Section 1 establishes that the State of California and all other governmental entities including, but not limited to, cities, counties, cities and counties, school districts and other special districts, local and regional agencies and joint power agencies, must be allowed to contract with qualified private entities for architectural and engineering services for all public works of improvement.
Section 2 provides that nothing contained in Article VII of the state constitution is to be construed to limit, restrict or prohibit the State or any other governmental entities including, but not limited to, cities, counties, cities and counties, school districts and other special districts, local and regional agencies and joint power agencies, from contracting with private entities for the performance of architectural and engineering services.
Article 34, dealing with public housing projects, was added to the California Constitution by Proposition 10 at the November 7, 1950 election. The article contains the following four sections:
Section 1 – No low rent housing project shall hereafter be developed, constructed, or acquired in any manner by any state public body until, a majority of the qualified electors of the city, town or county, as the case may be, in which it is proposed to develop, construct, or acquire the same, voting upon such issue, approve such project by voting in favor thereof at an election to be held for that purpose, or at any general or special election.
Section 2 – The provisions of this Article shall be self-executing but legislation not in conflict herewith may be enacted to facilitate its operation.
Section 3 – If any portion, section or clause of this article, or the application thereof to any person or circumstance, shall for any reason be declared unconstitutional or held invalid, the remainder of this Article, or the application of such portion, section or clause to other persons or circumstances, shall not be affected thereby.
Section 4 – The provisions of this Article shall supersede all provisions of this Constitution and laws enacted thereunder in conflict therewith.
Article 35, dealing with medical research, was added to the California Constitution by Proposition 71 that was adopted by the voters on November 2, 2004. This article contains the following seven sections:
Section 1 establishes the California Institute for Regenerative Medicine.
Section 2 provides that the Institute has the following purpose: To make grants and loans for stem cell research, for research facilities, and for other vital research opportunities to realize therapies, protocols, and/or medical procedures that will result in, as speedily as possible, the cure for, and/or substantial mitigation of, major diseases, injuries, and orphan diseases.
Section 3 prohibits the Institute from using any funds for research involving human reproductive cloning.
Section 4 authorizes the continuous appropriation of funds to the Institute regardless of the fiscal year, and makes those funds available and used only for the purposes provided in this article, and are prohibited from being appropriated or transferred by the Legislature or the Governor for any other purpose.
Section 5 establishes a right to conduct stem cell research which includes research involving adult stem cells, cord blood stem cells, pluripotent stem cells, and/or progenitor cells. This section defines pluripotent stem cells and progenitor cells.
Section 6 establishes the Institute in state government and authorized it to utilize state issued tax-exempt and taxable bonds to fund its operations, medical and scientific research, including therapy development through clinical trials, and facilities.

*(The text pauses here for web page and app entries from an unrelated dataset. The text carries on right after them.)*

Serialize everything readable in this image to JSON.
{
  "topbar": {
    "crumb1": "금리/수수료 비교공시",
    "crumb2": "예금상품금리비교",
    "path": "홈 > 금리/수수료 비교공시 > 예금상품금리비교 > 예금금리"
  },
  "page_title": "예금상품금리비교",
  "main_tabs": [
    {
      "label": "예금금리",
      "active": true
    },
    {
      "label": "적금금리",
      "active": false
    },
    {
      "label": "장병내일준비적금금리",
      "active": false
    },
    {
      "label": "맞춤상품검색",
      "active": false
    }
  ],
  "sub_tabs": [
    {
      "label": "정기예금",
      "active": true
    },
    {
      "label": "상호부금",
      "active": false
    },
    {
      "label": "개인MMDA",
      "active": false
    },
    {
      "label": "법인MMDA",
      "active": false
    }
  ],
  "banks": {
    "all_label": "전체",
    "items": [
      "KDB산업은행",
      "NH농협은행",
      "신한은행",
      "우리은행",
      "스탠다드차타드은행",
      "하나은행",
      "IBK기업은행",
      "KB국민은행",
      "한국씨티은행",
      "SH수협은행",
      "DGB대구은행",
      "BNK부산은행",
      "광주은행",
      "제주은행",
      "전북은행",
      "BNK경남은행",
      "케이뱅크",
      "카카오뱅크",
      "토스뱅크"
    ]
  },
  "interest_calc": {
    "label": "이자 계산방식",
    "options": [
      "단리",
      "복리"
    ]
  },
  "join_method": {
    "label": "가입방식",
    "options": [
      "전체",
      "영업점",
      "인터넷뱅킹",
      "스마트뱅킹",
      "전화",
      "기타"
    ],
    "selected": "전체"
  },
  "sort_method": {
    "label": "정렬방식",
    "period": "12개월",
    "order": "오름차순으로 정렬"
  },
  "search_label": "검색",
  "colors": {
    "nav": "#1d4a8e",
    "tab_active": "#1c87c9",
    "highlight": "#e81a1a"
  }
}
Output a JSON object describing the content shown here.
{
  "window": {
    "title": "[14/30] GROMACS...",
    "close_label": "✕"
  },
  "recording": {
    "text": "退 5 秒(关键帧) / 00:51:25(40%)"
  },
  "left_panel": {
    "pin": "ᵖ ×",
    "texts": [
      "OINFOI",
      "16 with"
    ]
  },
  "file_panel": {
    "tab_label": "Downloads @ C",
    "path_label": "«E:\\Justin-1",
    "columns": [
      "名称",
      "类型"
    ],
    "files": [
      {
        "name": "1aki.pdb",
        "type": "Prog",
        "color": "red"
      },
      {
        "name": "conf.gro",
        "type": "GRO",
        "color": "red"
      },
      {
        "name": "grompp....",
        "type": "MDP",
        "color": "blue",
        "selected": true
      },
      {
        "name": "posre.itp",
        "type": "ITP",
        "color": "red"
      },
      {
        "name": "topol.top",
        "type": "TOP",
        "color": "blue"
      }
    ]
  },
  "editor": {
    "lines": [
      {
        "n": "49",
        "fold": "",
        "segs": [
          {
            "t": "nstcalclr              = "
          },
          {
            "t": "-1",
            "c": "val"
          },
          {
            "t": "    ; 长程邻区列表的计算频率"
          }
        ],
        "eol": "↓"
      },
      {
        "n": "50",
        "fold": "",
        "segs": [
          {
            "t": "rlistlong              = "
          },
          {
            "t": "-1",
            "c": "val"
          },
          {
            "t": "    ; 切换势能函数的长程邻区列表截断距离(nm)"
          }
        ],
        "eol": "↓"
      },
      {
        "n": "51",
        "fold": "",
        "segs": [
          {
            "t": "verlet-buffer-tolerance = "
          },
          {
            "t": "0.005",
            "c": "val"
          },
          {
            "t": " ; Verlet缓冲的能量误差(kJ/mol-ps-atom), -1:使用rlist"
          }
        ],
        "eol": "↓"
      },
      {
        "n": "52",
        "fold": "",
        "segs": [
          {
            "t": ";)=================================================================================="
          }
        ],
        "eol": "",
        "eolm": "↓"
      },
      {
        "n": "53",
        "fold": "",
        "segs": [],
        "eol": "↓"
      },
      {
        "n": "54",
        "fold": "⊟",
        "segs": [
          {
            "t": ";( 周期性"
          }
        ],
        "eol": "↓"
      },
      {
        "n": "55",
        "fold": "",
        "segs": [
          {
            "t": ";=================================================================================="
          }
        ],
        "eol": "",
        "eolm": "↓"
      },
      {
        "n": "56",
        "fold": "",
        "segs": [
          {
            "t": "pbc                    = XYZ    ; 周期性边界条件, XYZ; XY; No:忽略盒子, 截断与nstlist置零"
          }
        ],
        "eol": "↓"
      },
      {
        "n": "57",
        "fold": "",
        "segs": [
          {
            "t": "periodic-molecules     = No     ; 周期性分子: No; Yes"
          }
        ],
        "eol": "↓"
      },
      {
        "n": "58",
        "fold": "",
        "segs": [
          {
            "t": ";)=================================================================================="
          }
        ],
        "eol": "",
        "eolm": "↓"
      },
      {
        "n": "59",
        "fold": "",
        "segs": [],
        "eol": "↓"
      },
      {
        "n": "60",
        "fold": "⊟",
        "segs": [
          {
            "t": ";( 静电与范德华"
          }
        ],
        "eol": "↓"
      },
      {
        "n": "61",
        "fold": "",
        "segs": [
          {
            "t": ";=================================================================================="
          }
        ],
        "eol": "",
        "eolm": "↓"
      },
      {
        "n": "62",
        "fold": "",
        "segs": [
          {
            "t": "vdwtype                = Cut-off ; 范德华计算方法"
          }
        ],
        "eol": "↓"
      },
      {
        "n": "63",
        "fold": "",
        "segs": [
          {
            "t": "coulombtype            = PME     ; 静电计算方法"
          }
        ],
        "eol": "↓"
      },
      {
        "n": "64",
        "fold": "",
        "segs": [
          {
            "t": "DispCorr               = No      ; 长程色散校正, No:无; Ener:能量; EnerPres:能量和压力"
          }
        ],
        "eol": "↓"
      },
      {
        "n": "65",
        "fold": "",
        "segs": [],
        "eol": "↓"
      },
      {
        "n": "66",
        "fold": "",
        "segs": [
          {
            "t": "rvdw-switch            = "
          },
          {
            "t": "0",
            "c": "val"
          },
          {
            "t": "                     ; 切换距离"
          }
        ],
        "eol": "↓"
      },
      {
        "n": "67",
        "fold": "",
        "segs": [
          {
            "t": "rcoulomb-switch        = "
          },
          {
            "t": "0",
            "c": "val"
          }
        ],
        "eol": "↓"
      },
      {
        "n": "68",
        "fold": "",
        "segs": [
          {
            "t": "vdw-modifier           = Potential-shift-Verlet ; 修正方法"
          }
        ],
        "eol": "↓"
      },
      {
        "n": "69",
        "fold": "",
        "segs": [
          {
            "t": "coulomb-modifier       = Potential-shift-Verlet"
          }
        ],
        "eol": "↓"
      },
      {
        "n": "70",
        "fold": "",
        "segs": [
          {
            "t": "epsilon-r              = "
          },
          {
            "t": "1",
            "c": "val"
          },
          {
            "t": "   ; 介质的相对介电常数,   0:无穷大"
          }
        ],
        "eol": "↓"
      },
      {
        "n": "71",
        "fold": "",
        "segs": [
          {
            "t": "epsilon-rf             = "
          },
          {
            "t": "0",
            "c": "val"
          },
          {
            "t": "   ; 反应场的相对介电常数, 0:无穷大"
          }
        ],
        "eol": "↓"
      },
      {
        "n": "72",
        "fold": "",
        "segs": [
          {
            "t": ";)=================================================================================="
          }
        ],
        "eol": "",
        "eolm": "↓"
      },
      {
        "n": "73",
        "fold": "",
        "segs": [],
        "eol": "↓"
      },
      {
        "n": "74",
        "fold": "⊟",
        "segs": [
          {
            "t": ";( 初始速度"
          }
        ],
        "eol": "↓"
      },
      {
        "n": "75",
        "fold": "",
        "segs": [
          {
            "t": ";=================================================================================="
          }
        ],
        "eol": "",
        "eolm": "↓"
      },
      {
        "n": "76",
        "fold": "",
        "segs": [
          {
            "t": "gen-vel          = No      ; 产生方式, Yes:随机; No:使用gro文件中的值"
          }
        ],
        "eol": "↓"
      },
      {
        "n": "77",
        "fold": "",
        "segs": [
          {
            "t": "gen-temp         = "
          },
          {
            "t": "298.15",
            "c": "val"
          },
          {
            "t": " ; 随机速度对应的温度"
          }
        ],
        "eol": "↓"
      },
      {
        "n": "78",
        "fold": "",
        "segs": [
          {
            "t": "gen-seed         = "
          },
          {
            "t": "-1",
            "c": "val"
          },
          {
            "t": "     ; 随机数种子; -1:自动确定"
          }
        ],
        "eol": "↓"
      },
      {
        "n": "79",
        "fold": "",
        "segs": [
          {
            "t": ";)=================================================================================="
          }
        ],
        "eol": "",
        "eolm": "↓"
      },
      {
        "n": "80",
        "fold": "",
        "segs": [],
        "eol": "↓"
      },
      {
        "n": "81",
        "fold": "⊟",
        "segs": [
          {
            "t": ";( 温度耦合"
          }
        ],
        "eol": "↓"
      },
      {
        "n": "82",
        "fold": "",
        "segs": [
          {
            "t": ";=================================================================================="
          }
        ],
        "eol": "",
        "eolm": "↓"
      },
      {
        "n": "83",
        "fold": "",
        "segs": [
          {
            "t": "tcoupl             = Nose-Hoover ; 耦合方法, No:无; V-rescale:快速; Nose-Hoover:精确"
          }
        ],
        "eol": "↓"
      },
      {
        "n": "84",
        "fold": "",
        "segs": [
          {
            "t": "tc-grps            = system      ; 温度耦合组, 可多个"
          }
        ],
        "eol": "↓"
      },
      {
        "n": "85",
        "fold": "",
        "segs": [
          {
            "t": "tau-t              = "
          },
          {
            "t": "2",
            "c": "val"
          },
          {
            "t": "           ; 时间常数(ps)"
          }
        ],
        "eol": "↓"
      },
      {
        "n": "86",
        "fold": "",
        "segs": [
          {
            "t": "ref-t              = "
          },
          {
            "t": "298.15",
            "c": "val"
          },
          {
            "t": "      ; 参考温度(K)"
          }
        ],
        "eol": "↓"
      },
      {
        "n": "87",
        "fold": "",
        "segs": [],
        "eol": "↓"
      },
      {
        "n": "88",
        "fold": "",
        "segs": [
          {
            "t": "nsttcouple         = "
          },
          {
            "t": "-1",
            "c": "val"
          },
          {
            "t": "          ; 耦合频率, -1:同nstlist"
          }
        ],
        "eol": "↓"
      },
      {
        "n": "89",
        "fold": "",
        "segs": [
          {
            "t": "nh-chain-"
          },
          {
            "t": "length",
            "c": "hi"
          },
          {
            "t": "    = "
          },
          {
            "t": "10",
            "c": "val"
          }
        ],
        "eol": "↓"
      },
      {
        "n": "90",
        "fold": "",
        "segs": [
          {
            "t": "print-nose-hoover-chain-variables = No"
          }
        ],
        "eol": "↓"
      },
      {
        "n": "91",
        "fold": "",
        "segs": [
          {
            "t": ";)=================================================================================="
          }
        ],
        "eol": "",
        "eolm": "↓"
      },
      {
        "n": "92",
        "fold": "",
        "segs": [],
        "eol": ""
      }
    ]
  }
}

Section 7 provides that the Institute and its employees are exempt from civil service.
- Frequently Asked Questions about Lobbyist Exemptions - March 1, 2024
- Frequently Asked Questions about Ballot Arguments - February 29, 2024
- Frequently Asked Questions about Underground Regulations in California - February 28, 2024